Pictures are not part of the copy; reproduce the remaining data exactly.
━━━━━━━━
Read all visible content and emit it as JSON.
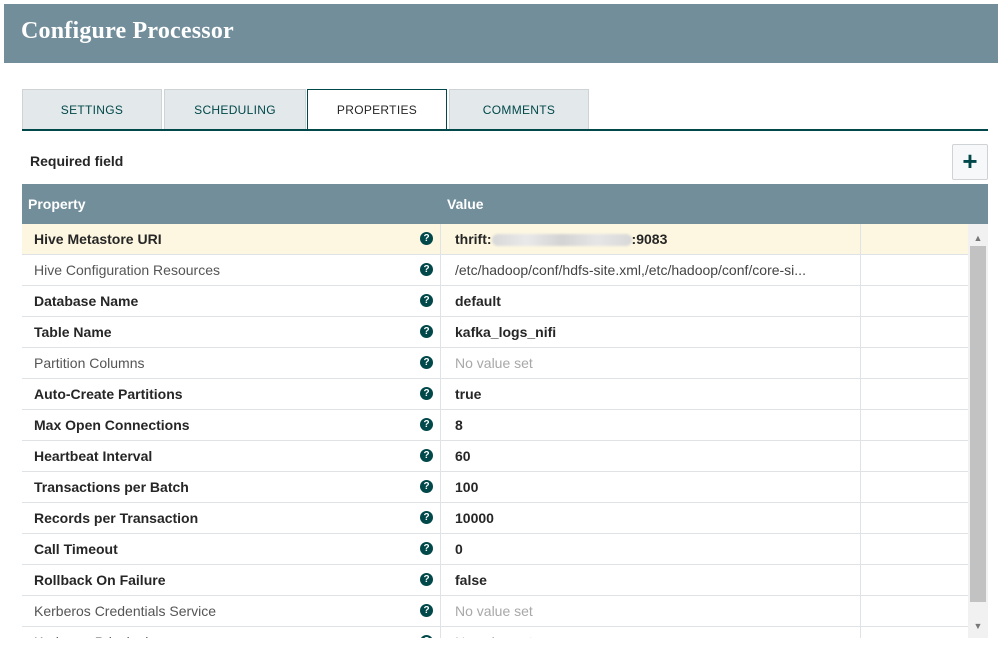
{
  "window": {
    "title": "Configure Processor"
  },
  "tabs": [
    {
      "label": "SETTINGS"
    },
    {
      "label": "SCHEDULING"
    },
    {
      "label": "PROPERTIES"
    },
    {
      "label": "COMMENTS"
    }
  ],
  "active_tab": "PROPERTIES",
  "required_label": "Required field",
  "add_button": {
    "label": "+"
  },
  "table": {
    "headers": {
      "property": "Property",
      "value": "Value"
    },
    "rows": [
      {
        "name": "Hive Metastore URI",
        "required": true,
        "value_prefix": "thrift:",
        "value_suffix": ":9083",
        "value_state": "set"
      },
      {
        "name": "Hive Configuration Resources",
        "required": false,
        "value": "/etc/hadoop/conf/hdfs-site.xml,/etc/hadoop/conf/core-si...",
        "value_state": "set"
      },
      {
        "name": "Database Name",
        "required": true,
        "value": "default",
        "value_state": "set"
      },
      {
        "name": "Table Name",
        "required": true,
        "value": "kafka_logs_nifi",
        "value_state": "set"
      },
      {
        "name": "Partition Columns",
        "required": false,
        "value": "No value set",
        "value_state": "empty"
      },
      {
        "name": "Auto-Create Partitions",
        "required": true,
        "value": "true",
        "value_state": "set"
      },
      {
        "name": "Max Open Connections",
        "required": true,
        "value": "8",
        "value_state": "set"
      },
      {
        "name": "Heartbeat Interval",
        "required": true,
        "value": "60",
        "value_state": "set"
      },
      {
        "name": "Transactions per Batch",
        "required": true,
        "value": "100",
        "value_state": "set"
      },
      {
        "name": "Records per Transaction",
        "required": true,
        "value": "10000",
        "value_state": "set"
      },
      {
        "name": "Call Timeout",
        "required": true,
        "value": "0",
        "value_state": "set"
      },
      {
        "name": "Rollback On Failure",
        "required": true,
        "value": "false",
        "value_state": "set"
      },
      {
        "name": "Kerberos Credentials Service",
        "required": false,
        "value": "No value set",
        "value_state": "empty"
      },
      {
        "name": "Kerberos Principal",
        "required": false,
        "value": "No value set",
        "value_state": "empty"
      }
    ]
  },
  "help_icon": "question-circle-icon",
  "colors": {
    "header": "#728e9b",
    "accent": "#004849",
    "selected_row": "#fdf7e1"
  }
}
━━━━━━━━
#### Task result:
Read all visible content and emit it as JSON.
{
  "window": {
    "title": "Configure Processor"
  },
  "tabs": [
    {
      "label": "SETTINGS"
    },
    {
      "label": "SCHEDULING"
    },
    {
      "label": "PROPERTIES"
    },
    {
      "label": "COMMENTS"
    }
  ],
  "active_tab": "PROPERTIES",
  "required_label": "Required field",
  "add_button": {
    "label": "+"
  },
  "table": {
    "headers": {
      "property": "Property",
      "value": "Value"
    },
    "rows": [
      {
        "name": "Hive Metastore URI",
        "required": true,
        "value_prefix": "thrift:",
        "value_suffix": ":9083",
        "value_state": "set"
      },
      {
        "name": "Hive Configuration Resources",
        "required": false,
        "value": "/etc/hadoop/conf/hdfs-site.xml,/etc/hadoop/conf/core-si...",
        "value_state": "set"
      },
      {
        "name": "Database Name",
        "required": true,
        "value": "default",
        "value_state": "set"
      },
      {
        "name": "Table Name",
        "required": true,
        "value": "kafka_logs_nifi",
        "value_state": "set"
      },
      {
        "name": "Partition Columns",
        "required": false,
        "value": "No value set",
        "value_state": "empty"
      },
      {
        "name": "Auto-Create Partitions",
        "required": true,
        "value": "true",
        "value_state": "set"
      },
      {
        "name": "Max Open Connections",
        "required": true,
        "value": "8",
        "value_state": "set"
      },
      {
        "name": "Heartbeat Interval",
        "required": true,
        "value": "60",
        "value_state": "set"
      },
      {
        "name": "Transactions per Batch",
        "required": true,
        "value": "100",
        "value_state": "set"
      },
      {
        "name": "Records per Transaction",
        "required": true,
        "value": "10000",
        "value_state": "set"
      },
      {
        "name": "Call Timeout",
        "required": true,
        "value": "0",
        "value_state": "set"
      },
      {
        "name": "Rollback On Failure",
        "required": true,
        "value": "false",
        "value_state": "set"
      },
      {
        "name": "Kerberos Credentials Service",
        "required": false,
        "value": "No value set",
        "value_state": "empty"
      },
      {
        "name": "Kerberos Principal",
        "required": false,
        "value": "No value set",
        "value_state": "empty"
      }
    ]
  },
  "help_icon": "question-circle-icon",
  "colors": {
    "header": "#728e9b",
    "accent": "#004849",
    "selected_row": "#fdf7e1"
  }
}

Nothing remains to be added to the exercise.